One cannot end a discussion of Emma Lazarus without mentioning her most famous lines, the sonnet of which part is engraved at the base of the Statue of Liberty. She wrote it in 1883 as part of the drive to raise funds for the pedestal of the statue--the statue itself was the gift of France, but the pedestal was provided by the American people. What is often overlooked is that although the statue went up in 1886, it was only in 1903, long after Emma Lazarus had passed away, that the words were inscribed next to the statue. Here is the entire poem--titled, "The New Colossus":
The New Colossus
Not like the brazen giant of Greek fame
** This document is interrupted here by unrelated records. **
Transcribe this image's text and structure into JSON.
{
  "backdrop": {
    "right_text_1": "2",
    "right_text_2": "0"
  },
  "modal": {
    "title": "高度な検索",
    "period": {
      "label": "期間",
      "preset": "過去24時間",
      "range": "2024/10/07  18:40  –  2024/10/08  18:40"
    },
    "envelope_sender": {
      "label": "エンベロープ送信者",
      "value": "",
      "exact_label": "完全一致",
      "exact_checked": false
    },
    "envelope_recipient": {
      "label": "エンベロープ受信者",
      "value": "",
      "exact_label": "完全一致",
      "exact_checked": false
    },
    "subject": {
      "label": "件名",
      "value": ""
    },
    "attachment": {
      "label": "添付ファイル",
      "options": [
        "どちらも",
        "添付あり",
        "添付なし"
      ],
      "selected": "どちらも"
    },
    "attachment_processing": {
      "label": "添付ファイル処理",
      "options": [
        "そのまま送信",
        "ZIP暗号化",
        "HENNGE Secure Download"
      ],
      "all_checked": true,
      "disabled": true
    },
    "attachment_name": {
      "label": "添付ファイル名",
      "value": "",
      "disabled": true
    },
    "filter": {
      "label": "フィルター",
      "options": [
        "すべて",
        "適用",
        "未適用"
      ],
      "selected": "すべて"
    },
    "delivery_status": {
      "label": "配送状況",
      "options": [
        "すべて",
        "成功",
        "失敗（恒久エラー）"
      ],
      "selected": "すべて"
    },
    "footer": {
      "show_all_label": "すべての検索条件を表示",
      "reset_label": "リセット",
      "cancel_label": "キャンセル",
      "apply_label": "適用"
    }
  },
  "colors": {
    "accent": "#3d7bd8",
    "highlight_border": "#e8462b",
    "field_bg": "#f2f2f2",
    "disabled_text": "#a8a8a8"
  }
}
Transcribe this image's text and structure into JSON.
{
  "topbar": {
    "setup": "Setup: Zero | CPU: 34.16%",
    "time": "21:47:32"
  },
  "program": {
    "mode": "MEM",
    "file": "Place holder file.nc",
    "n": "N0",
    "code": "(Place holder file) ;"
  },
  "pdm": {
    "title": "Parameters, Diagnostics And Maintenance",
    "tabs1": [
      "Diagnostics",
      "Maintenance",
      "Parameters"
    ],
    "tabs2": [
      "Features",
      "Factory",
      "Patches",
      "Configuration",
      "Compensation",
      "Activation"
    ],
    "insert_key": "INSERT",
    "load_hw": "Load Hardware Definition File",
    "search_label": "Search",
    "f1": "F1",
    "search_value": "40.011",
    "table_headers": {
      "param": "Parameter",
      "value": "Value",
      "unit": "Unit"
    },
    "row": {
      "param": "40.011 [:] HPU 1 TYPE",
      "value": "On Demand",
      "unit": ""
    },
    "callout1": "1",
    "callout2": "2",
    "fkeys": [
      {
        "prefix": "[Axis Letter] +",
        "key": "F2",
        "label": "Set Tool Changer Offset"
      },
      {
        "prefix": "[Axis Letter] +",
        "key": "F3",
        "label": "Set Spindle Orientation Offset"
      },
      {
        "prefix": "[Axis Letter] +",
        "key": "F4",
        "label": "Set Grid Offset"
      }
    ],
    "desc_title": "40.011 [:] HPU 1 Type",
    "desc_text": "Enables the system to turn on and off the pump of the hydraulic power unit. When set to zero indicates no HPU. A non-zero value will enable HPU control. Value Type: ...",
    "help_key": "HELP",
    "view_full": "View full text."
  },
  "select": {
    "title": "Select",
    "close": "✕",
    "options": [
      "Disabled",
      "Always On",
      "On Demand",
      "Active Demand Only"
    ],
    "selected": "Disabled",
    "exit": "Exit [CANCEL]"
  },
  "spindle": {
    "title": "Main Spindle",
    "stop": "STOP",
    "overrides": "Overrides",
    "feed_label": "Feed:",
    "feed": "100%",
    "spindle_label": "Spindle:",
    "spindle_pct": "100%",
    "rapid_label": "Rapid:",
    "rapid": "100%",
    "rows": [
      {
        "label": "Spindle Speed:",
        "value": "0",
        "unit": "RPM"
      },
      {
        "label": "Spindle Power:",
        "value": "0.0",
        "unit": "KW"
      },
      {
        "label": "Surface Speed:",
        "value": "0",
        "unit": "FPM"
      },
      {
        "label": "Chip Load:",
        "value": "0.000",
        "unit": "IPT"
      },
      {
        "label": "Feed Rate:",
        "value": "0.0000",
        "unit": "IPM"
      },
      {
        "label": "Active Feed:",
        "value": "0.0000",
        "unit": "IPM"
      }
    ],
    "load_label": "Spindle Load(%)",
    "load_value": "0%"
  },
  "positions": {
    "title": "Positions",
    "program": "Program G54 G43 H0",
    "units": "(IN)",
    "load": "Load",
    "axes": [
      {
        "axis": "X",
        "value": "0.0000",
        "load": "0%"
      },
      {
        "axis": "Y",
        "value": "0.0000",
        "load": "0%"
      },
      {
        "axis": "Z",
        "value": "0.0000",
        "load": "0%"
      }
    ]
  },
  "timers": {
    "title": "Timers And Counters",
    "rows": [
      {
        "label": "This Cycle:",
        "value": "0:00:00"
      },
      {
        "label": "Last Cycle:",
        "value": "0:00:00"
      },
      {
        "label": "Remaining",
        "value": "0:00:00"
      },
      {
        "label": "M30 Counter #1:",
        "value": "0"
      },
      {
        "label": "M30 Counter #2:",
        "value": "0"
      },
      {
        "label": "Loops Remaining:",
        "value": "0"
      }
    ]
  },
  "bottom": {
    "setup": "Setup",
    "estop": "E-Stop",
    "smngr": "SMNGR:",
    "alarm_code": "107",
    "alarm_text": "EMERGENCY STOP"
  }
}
With conquering limbs astride from land to land;
Here at our sea-washed, sunset gates shall stand
A mighty woman with a torch, whose flame
Is the imprisoned lightning, and her name
Mother of Exiles. From her beacon-hand
Glows world-wide welcome; her mild eyes command
The air-bridged harbor that twin cities frame.
"Keep, ancient lands, your storied pomp!" cries she
With silent lips. "Give me your tired, your poor,
Your huddled masses yearning to breathe free,
The wretched refuse of your teeming shore.
Send these, the homeless, tempest-tost to me
I lift my lamp beside the golden door!"
"O World-God, give me Wealth!" the Egyptian cried.
His prayer was granted. High as heaven, behold
Palace and Pyramid; the brimming tide
Of lavish Nile washed all his land with gold.
Armies of slaves toiled ant-wise at his feet,
World-circling traffic roared through mart and street,
His priests were gods, his spice-balmed kings enshrined
Set death at naught in rock-ribbed charnels deep.
Seek Pharaoh's race today and ye shall find
Rust and the moth, silence and dusty sheep.
"O World-God, give me Beauty!" cried the Greek.
His prayer was granted. All the earth became
Plastic and vocal to his sense; each peak,
Each grove, each stream, quick with Promethean flame
Peopled the world with imaged grace and light.
The lyre was his, and his the breathing might
Of the immortal marble, his the play
of diamond-pointed thought and golden tongue.
Go seek the sun-shine race, ye find today
A broken column and a lute unstrung.
"O World-God, give me Power!" the Roman cried.
His prayer was granted. The vast world was chained
A captive to the chariot of his pride.
The blood of myriad provinces was drained
To feed that fierce, insatiable red heart.
Invulnerably bulwarked every part
With serried legions and with close-meshed code,
Within, the burrowing worm has gnawed its home
A roofless ruin stands where once abode
The imperial race of everlasting Rome.
"O Godhead, give me Truth!" the Hebrew cried.
His prayer was granted; he became the slave
Of the Idea, a pilgrim far and wide,
Cursed, hated, spurned, and scourged with none to save.
The Pharaohs knew him, and when Greece beheld
His wisdom wore the hoary crown of Eld.
Beauty he hath forsworn, and wealth and power.
Seek him today, and find in every land.
No fire consumes him, neither floods devour;
Immortal through the lamp within his hand.
"Emma Lazarus Selected Poems," edited by John Hollander, was published in April 2005 by Penguin Press, USA ( xiii + 148 pp, $20.00).
Robert Pinsky, reviewing it in "Poet's Choice" in the "Book World" supplement of the Washington Post (5.22.05), cites "The New Collossus" and also a sonnet titled simply "1492", the year which marked both the exile of Spain's Jews and the discovery of a continent where many of their descendants found refuge:
Thou two-faced year, Mother of Change and Fate,
Didst weep when Spain cast forth with flaming sword,
The children of the prophets of the Lord,
Prince, priest and people, spurned with zelot hate.
Hounded from sea to sea, from state to state,
The West refused them, and the East abhorred.
No anchorage the known world could afford,
Close-locked was every port, barred every gate.
Then smiling thou unveil'dst, O two-faced year
A virgin world where doors of sunset part,
Saying, "Ho, all who weary, enter here!
There falls each ancient barrier that the art
Of race or creed or rank devised, to rear
Grim bulwarked hatred between heart and heart!"